Wong only realised what she had done when she started attending some self-improvement courses four years ago. She laments the lack of a proper support channel for single mothers like her.
“It will be good to have a proper network. Right now, what we have is one that’s very ad-hoc. It’s among people that I know, like friends, but it isn’t something that is stable and will always be there,” she said.
“If there’s a support network, where single mothers understand each other’s challenges, such as handling the children, or dealing with childcare, it will be great.
“What we need is both emotional and practical support. From sharing with each other, we can also direct each other to the relevant places to seek further help, too. Right now, there is a gap there.”
Tian Na, who has been seeing a psychiatrist to manage her frustrations over the struggles she’s facing, added: “There is really a lack of support, especially for single mothers like me who have no one to count on. When I tried looking for a support network previously, I couldn’t find anything.”
An online search for support networks for single mothers only returned results for a group called Single Parent Support Group on Facebook. But there are hardly any interactions on the page, which advertises about painting and cleaning services more than providing actual support.
A deeper search showed that Aware (Association of Women for Action and Research) has a support group as well, but not much information about it is available.
Both Wong and Tian Na unequivocally stated that it is an area that is lacking in terms of where single mothers can seek help from. Another single mother who wanted to be known only as Moon, agreed.
The 35-year-old accountant had been married for nine years, after six years of courtship. Her ex-husband left her and their two daughters, aged eight and 10, about three years ago – for another woman.
Moon admitted that while her family members and close friends were very supportive of her, it wasn’t enough.
She said: “Handling the emotional aspect was the worst. Throughout the entire divorce process, my friends came over to help me. Sometimes they also stayed over just to be with me… so there was always someone with me.
“(But) I don’t think they can understand what I went through. Of course, it will help if we had a proper support network among single mums.”

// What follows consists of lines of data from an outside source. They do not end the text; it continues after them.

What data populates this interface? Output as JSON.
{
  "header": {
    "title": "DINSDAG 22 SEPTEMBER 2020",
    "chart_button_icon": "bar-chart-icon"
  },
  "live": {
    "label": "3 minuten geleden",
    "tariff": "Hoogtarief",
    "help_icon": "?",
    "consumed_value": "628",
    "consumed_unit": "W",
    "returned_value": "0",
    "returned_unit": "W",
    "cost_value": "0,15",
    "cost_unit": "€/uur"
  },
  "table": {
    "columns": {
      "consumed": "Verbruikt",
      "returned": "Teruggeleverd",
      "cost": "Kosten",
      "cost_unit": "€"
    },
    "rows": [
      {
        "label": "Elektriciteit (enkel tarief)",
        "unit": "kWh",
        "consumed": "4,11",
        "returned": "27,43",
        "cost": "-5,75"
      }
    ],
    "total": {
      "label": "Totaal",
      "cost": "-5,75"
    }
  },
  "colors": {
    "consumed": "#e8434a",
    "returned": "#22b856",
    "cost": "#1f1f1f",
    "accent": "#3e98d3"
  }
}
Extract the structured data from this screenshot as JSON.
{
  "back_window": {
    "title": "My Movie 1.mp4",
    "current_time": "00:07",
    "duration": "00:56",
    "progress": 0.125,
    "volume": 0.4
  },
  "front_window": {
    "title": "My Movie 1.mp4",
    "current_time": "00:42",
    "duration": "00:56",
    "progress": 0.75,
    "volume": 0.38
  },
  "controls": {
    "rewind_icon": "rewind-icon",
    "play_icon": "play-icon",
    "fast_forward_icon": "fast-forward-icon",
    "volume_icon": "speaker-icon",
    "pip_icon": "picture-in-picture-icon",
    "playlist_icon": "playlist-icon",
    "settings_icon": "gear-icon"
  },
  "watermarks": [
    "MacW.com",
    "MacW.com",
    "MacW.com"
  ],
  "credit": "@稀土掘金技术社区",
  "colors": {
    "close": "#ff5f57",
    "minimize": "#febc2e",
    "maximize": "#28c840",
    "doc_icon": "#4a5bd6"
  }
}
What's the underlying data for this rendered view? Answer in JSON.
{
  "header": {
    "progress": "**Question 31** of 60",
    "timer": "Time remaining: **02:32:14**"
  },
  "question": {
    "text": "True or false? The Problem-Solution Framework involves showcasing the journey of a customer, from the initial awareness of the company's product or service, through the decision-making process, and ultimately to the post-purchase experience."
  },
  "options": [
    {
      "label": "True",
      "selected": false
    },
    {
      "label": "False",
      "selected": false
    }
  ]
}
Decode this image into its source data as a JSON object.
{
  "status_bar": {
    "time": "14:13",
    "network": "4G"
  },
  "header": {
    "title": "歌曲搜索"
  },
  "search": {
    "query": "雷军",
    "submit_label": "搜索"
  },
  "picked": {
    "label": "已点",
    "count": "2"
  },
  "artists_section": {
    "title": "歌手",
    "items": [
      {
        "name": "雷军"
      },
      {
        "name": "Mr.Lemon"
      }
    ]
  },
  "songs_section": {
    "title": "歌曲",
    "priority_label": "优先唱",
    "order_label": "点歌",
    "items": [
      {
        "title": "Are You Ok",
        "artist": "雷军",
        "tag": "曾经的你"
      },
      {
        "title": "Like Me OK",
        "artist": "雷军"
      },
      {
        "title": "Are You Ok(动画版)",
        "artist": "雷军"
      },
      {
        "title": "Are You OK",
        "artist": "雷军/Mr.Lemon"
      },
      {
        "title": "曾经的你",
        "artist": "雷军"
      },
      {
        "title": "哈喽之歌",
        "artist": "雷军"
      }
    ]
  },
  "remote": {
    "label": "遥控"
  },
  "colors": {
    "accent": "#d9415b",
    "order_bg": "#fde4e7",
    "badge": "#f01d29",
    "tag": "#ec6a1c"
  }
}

Wong chimed in: “Older relatives will say things like, ‘because of the divorce, now the child is affected’, as though it was my fault that the marriage fell apart. It makes me feel ashamed as well.
“So, while I am more fortunate than many single mums in that I have a place to live and my mum can help to take care of my children, there are also times when I feel that there needs to be more support.”
Wong also added that she has been trying to help single mothers she meets while attending courses by giving them advice, often reminding them that the biggest victims are always the children.
And that’s how having a support group for single mothers will come in handy – by sharing their own experiences with one another, said Moon.
“We can share with each other how we manage to overcome our pain, and also share with them that single mothers can also lead a wonderful life. We don’t have to live with a chip on our shoulder all the time, and there is still hope. I think that’s what they want to hear,” she told The Pride.
“Emotionally, financially, we may be on a different level, but I believe we go through the same process as a single mother. The reason for us becoming a single mother may be different, too, but how we want to lead our life as a single mother, I think that’s something in common.”
Tian Na agreed that having such a support group of single mothers can definitely offer hope. But she said: “Emotional support may work better for young single mothers. Whereas for single mothers who are older like me, I don’t think it’s going to make much of a difference.
“Ultimately for me, I would prefer to receive concrete help – if not financially, then at least someone who can help me out with the issues I’m facing, like trying to get housing. And I’m sure I am not the only single mother out there who feels this way.”